List of Martin B-26 Marauder operators

This is a list of Martin B-26 Marauder operators. The main user of the Martin B-26 Marauder was the United States Army Air Forces (USAAF). During this period the Martin Marauder was also operated by the US Navy, Free French Air Force, the South African Air Force and the Royal Air Force; serving with many units and in many different theaters of conflict on several continents.

Martin XB-27

The Martin XB-27 (Martin Model 182) was an aircraft proposed by the Glenn L. Martin Company to fill a strong need in the United States Army Air Corps for a high-altitude medium bomber. Its design was based approximately on that of Martin's own B-26 Marauder. The XB-27 remained on paper, and no prototypes were built.

RAF Andrews Field

Royal Air Force Andrews Field or more simply RAF Andrews Field (also known as RAF Andrewsfield and RAF Great Saling) is a former Royal Air Force station located 4 miles (6.4 km) east-northeast of Great Dunmow Essex, England.

Originally designated as Great Saling when designed and under construction, the base was renamed "Andrews Field" in honor of United States Army Air Forces (USAAF) General Frank M. Andrews, who was killed in an airplane crash in Iceland in May 1943. Andrews Field was primarily the home of the USAAF Ninth Air Force 322d Bombardment Group during the Second World War, which flew the Martin B-26 Marauder medium bomber.
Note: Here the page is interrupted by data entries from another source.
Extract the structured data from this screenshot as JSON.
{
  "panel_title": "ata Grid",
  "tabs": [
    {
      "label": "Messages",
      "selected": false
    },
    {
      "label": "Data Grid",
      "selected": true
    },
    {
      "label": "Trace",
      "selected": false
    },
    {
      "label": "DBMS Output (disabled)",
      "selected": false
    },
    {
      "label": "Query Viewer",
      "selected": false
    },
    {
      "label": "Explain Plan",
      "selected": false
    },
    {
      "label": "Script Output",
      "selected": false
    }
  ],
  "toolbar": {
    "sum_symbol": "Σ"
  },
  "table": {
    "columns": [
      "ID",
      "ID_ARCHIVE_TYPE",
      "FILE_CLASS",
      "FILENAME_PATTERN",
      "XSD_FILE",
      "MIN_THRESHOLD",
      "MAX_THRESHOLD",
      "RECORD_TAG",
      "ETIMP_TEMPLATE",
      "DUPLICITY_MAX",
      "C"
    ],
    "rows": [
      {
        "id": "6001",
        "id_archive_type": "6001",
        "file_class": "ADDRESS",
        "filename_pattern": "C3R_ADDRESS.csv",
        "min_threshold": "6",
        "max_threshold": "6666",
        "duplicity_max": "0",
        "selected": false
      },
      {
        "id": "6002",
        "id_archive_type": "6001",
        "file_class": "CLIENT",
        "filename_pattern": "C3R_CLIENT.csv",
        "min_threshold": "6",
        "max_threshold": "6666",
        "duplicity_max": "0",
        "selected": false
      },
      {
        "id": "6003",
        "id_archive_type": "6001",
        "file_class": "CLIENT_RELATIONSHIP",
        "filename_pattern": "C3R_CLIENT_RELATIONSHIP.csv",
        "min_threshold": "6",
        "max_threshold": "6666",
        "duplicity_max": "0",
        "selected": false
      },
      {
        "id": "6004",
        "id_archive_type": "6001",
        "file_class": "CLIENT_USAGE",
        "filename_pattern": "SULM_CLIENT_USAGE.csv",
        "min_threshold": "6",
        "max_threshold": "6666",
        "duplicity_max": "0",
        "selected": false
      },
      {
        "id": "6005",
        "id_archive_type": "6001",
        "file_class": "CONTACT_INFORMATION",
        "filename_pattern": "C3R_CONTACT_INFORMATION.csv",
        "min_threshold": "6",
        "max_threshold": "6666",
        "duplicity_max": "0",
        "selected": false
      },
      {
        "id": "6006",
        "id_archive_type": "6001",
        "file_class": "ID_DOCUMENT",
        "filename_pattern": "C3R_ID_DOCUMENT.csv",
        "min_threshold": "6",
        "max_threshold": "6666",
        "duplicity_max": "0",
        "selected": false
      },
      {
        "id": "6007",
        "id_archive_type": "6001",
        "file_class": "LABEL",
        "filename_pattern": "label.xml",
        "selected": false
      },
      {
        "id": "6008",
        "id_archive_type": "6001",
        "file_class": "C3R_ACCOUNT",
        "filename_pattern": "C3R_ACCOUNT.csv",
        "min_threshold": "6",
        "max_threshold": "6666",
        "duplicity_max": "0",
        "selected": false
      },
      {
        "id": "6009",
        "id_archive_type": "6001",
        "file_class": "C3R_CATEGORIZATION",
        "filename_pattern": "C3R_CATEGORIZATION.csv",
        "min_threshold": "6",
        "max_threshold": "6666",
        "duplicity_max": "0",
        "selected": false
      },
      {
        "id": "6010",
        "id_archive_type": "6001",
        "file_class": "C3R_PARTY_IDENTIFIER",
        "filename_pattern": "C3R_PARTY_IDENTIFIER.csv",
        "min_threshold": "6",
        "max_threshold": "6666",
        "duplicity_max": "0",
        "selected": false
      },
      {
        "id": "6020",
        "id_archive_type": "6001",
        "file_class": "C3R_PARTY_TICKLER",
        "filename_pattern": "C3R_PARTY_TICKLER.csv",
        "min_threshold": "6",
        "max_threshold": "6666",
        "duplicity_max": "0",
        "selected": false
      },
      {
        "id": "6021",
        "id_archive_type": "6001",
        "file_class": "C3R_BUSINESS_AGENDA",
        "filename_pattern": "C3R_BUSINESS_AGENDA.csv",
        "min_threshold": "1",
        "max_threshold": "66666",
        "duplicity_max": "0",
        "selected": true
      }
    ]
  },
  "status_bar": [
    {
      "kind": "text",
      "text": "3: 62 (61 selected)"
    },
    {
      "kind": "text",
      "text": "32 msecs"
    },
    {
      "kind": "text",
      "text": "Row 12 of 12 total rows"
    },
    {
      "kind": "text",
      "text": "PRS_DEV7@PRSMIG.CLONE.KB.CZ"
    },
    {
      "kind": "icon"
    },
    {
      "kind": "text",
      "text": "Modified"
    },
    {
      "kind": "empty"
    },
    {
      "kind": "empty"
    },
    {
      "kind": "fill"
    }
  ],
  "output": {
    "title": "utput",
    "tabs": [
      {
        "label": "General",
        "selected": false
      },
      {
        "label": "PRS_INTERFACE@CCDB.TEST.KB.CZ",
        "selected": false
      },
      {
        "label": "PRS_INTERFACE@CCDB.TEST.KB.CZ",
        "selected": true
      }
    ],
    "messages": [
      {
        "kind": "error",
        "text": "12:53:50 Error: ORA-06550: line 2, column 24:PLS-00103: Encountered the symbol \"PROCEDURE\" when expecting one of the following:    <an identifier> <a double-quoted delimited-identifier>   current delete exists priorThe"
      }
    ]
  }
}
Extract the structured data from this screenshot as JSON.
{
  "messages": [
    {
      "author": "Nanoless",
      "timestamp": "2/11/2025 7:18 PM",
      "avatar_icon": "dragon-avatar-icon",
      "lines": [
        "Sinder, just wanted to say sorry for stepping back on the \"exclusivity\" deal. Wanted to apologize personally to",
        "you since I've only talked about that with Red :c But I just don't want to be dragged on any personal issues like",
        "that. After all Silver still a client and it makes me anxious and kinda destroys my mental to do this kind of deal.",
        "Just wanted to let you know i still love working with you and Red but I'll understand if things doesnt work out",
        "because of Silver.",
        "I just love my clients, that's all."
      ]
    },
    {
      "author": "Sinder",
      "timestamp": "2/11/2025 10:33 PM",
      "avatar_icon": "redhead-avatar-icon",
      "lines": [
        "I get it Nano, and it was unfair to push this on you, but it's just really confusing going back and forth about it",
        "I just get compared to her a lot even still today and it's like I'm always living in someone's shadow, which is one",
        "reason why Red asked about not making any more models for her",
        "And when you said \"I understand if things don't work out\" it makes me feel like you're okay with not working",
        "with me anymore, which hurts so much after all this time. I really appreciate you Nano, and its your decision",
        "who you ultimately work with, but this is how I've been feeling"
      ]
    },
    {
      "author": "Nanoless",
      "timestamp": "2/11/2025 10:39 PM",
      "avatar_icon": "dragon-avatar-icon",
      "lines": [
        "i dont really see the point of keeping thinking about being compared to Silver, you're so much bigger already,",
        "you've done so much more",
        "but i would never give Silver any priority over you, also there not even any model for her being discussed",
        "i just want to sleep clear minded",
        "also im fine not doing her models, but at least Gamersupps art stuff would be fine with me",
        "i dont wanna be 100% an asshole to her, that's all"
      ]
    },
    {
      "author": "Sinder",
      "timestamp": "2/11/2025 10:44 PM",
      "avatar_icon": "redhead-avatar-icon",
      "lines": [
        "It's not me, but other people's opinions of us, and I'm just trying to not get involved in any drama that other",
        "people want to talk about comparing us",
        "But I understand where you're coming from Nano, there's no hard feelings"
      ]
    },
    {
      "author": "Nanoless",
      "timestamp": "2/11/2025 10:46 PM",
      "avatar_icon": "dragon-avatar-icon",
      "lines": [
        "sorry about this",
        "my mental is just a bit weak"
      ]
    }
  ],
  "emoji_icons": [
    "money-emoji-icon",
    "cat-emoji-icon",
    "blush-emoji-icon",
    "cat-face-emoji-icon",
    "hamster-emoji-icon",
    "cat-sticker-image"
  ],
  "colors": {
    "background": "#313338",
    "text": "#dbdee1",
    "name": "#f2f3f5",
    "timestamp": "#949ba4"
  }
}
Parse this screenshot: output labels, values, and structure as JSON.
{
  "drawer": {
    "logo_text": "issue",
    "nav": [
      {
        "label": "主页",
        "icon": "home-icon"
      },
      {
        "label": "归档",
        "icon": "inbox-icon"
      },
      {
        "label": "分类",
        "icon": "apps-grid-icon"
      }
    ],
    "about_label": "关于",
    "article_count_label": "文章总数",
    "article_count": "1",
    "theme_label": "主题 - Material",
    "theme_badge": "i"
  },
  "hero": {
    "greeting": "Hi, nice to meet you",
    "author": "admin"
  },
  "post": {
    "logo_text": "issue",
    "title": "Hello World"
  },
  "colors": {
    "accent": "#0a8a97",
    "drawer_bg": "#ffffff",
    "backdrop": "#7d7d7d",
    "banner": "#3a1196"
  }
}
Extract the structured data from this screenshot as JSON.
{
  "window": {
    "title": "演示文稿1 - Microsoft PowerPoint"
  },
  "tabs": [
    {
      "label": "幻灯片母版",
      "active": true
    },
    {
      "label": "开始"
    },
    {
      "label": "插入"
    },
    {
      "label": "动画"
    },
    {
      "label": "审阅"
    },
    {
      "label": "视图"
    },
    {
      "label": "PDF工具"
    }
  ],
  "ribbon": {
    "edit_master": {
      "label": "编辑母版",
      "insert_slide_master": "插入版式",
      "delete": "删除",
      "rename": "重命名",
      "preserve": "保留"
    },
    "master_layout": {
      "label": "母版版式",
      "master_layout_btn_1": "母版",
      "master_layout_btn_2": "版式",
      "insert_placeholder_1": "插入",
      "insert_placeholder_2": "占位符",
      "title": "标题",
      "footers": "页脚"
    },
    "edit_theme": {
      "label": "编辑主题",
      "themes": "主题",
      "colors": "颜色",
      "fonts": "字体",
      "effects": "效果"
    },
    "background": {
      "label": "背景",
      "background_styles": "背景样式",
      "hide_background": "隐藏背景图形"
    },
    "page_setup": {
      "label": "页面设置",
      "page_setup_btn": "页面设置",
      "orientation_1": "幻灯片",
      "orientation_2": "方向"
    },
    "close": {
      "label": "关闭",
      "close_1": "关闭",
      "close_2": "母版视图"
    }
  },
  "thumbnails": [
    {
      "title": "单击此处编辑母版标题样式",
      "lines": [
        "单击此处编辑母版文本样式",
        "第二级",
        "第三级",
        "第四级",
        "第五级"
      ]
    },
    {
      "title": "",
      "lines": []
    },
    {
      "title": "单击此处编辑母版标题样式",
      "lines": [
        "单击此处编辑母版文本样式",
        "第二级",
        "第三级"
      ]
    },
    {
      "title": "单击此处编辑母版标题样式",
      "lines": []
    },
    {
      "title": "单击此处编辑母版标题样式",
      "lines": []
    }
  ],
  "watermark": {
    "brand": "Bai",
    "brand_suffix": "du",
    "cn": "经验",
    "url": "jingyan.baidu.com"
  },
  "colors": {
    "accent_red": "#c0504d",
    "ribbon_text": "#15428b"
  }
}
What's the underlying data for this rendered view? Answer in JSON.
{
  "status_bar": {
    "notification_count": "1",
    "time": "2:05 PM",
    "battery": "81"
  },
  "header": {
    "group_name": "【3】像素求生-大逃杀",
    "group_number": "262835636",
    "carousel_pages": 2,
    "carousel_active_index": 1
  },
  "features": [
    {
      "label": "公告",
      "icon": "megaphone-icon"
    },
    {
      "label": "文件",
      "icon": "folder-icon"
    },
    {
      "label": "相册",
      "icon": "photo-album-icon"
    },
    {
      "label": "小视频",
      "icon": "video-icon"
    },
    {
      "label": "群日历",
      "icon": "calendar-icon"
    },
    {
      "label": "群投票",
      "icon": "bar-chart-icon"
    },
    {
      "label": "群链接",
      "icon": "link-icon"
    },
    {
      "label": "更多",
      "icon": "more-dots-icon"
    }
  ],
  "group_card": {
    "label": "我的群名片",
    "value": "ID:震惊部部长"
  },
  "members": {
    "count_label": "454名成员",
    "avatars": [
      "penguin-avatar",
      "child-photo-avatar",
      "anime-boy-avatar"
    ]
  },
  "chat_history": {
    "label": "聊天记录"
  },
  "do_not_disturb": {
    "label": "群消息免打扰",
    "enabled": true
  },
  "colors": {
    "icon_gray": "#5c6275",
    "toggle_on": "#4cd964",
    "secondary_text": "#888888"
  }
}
After being transferred to the Air Ministry in late 1944, it was used briefly by RAF Fighter Command for Gloster Meteor jet fighter testing before being finally closed in late 1945.Today the remains of the airfield are located on private property, being used as agricultural fields, with a small portion used by the Andrewsfield Flying Club.

Martin and Martin Marietta aircraft
Model numbers
Attack aircraft
Maritime patrol
Military transports
Military trainers
Scout/Torpedo bombers
Reconnaissance aircraft
Martin Marietta
USAAS/USAAC/USAAF/USAF bomber designations, Army/Air Force and Tri-Service systems
Original sequences
Main sequence
Long-range Bomber
Tri-Service sequence
United States trainer aircraft designations, Army/Air Force and Tri-Service systems
Advanced Trainer
Basic Combat
Basic Trainer
Primary Trainer
Main sequence
Alternate sequences
USN/USMC utility aircraft designations 1935–1955
Utility transport


This page is based on a Wikipedia article written by authors (here).
Text is available under the CC BY-SA 3.0 license; additional terms may apply.
Images, videos and audio are available under their respective licenses.